Do you sometimes comfort yourself with food when you are stressed, angry, bored, sad or lonely? Comfort eating can derail your efforts to lose weight and can lead to significant weight gain. Fortunately, there are strategies which can help you take control.
The key to losing weight is low-fat, high-fibre eating and regular exercise. However, often this is not enough. Poor eating habits and psychological factors such as comfort (or emotional) eating can sabotage your best efforts.
Comfort foods are often high kilojoule, sweet or fatty and may make you feel better temporarily.
However, after a comfort binge, you have the added burden of guilt for overeating. This can lead to a vicious cycle. Your emotions trigger you to overeat, you beat yourself up for doing it, feel bad and overeat again.
How to get control
- If stress is a problem, try to deal with the cause. Learn a stress management strategy such as yoga, meditation or muscle relaxation.
- Ask yourself if your hunger is physical or emotional? If you ate recently and your stomach is not rumbling, you’re probably not hungry.
- Keep a food diary. Record what, how much and when you eat, hunger levels and how you are feeling. This may reveal links between food and mood and help identify eating triggers.
- Get the support of family and friends.
- Distract yourself. Instead of reaching for a biscuit, go for a walk, read or call a friend.
- Remove temptation. Don’t keep your comfort foods at home or in the office.
- Don’t diet too strictly or banish all treats. This can increase your food cravings.
- If you have the urge to snack, choose a low-fat, low kilojoule snack, such as fresh fruit or vegetables with fat-free dip.
See your doctor if you still can’t get control. Counselling can help identify the underlying cause and help you learn new coping skills.

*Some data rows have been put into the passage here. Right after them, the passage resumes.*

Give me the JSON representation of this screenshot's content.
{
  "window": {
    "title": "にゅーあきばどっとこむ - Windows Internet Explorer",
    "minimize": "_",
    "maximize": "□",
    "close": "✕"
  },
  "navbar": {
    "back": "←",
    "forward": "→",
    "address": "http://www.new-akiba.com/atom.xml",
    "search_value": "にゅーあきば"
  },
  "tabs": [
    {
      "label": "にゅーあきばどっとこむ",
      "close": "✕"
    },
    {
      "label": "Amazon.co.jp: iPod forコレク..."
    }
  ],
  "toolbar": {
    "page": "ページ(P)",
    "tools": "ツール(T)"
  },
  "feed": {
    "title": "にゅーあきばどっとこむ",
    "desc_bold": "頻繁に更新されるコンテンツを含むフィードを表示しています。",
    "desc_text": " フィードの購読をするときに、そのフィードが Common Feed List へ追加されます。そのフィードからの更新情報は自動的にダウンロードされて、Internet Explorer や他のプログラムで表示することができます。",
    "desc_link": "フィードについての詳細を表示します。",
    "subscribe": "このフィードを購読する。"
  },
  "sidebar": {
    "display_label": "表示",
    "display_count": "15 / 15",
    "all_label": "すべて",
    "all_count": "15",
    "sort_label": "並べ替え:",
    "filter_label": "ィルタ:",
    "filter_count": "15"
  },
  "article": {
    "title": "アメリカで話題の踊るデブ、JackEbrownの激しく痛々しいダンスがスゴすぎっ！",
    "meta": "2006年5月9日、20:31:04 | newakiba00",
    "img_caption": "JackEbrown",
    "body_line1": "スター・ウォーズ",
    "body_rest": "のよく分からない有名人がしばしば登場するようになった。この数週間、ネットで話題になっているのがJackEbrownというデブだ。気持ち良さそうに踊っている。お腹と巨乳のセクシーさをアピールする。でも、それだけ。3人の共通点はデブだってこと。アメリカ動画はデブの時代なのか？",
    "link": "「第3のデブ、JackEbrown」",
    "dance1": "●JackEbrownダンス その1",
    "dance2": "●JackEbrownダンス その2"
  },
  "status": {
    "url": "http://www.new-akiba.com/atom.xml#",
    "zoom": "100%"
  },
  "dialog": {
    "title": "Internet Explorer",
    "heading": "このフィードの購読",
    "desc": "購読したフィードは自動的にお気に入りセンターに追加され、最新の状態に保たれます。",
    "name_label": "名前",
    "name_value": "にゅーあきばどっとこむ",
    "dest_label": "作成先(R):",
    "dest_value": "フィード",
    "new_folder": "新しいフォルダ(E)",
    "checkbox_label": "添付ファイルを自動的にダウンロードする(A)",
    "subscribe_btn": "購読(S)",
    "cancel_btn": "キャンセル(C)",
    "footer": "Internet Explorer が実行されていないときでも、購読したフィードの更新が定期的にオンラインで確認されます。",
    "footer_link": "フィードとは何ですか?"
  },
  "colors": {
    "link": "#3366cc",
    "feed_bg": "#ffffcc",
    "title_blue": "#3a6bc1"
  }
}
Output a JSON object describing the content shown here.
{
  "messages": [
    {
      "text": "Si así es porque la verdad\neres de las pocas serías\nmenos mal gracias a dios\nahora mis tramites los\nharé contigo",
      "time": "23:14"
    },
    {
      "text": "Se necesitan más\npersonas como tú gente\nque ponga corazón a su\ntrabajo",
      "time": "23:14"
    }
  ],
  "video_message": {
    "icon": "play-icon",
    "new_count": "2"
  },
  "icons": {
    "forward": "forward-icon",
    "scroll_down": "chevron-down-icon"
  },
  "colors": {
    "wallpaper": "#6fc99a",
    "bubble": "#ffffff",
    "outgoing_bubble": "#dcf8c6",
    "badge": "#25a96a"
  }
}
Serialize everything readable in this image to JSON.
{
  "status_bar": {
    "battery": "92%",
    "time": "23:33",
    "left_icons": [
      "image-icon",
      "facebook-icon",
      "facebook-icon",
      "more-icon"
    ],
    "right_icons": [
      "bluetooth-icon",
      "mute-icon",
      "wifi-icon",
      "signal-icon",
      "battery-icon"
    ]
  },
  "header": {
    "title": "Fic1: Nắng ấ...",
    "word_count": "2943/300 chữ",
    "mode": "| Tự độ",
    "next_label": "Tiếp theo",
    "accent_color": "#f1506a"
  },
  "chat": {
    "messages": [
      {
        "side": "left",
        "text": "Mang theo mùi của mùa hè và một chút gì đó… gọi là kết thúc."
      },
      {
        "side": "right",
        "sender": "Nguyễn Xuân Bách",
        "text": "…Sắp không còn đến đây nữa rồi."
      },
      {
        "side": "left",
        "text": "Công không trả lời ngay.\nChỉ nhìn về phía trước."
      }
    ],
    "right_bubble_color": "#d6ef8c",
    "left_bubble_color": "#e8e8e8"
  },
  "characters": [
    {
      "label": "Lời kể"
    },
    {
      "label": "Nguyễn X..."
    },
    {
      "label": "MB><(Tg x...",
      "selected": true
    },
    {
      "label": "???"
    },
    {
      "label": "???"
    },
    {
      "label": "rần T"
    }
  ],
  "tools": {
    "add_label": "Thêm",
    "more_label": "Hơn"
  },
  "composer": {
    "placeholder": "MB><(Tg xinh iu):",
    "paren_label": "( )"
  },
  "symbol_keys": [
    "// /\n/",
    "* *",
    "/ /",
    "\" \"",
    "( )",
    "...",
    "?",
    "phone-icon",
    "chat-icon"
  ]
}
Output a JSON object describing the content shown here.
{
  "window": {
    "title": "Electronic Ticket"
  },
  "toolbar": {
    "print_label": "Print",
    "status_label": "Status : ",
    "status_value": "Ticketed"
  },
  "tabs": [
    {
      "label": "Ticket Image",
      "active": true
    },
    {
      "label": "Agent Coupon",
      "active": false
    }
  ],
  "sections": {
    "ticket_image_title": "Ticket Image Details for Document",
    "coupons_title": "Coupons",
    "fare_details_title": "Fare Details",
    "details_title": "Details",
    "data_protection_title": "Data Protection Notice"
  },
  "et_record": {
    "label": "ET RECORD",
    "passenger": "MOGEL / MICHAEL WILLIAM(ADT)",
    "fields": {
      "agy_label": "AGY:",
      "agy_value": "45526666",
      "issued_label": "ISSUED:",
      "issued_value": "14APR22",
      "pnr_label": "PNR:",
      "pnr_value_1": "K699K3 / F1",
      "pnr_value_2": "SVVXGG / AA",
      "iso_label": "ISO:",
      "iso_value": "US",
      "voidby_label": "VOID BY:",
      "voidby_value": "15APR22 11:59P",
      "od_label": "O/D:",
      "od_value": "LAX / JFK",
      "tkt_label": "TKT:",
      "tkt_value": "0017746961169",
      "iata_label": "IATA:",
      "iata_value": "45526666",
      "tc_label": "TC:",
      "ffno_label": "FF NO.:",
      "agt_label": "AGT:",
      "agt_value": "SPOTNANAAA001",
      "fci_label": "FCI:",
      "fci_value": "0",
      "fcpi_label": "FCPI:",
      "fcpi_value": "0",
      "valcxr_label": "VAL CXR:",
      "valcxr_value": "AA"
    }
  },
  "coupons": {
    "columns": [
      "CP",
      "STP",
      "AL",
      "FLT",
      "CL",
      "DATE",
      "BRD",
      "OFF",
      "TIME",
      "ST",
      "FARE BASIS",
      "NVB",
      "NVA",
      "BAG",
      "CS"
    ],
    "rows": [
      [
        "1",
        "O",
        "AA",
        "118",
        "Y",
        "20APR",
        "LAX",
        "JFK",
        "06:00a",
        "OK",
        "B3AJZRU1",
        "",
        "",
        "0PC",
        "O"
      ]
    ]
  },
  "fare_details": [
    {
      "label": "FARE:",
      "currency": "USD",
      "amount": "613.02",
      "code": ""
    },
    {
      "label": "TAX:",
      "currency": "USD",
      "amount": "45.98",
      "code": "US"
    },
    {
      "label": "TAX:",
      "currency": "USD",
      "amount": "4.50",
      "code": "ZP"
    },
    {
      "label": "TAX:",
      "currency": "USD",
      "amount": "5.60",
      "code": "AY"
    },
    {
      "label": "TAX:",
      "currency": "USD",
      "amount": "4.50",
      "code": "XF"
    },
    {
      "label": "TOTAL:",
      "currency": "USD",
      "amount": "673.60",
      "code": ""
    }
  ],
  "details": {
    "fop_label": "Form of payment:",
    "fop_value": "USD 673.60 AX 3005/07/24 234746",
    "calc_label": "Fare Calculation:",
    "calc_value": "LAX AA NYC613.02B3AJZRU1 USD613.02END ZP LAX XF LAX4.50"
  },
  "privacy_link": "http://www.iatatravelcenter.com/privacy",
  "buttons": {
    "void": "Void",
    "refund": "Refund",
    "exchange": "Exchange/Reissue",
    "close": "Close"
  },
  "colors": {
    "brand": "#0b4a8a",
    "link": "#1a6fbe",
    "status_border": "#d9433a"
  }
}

- Please note this information was correct at time of publication.
- For up to date information, speak to your doctor.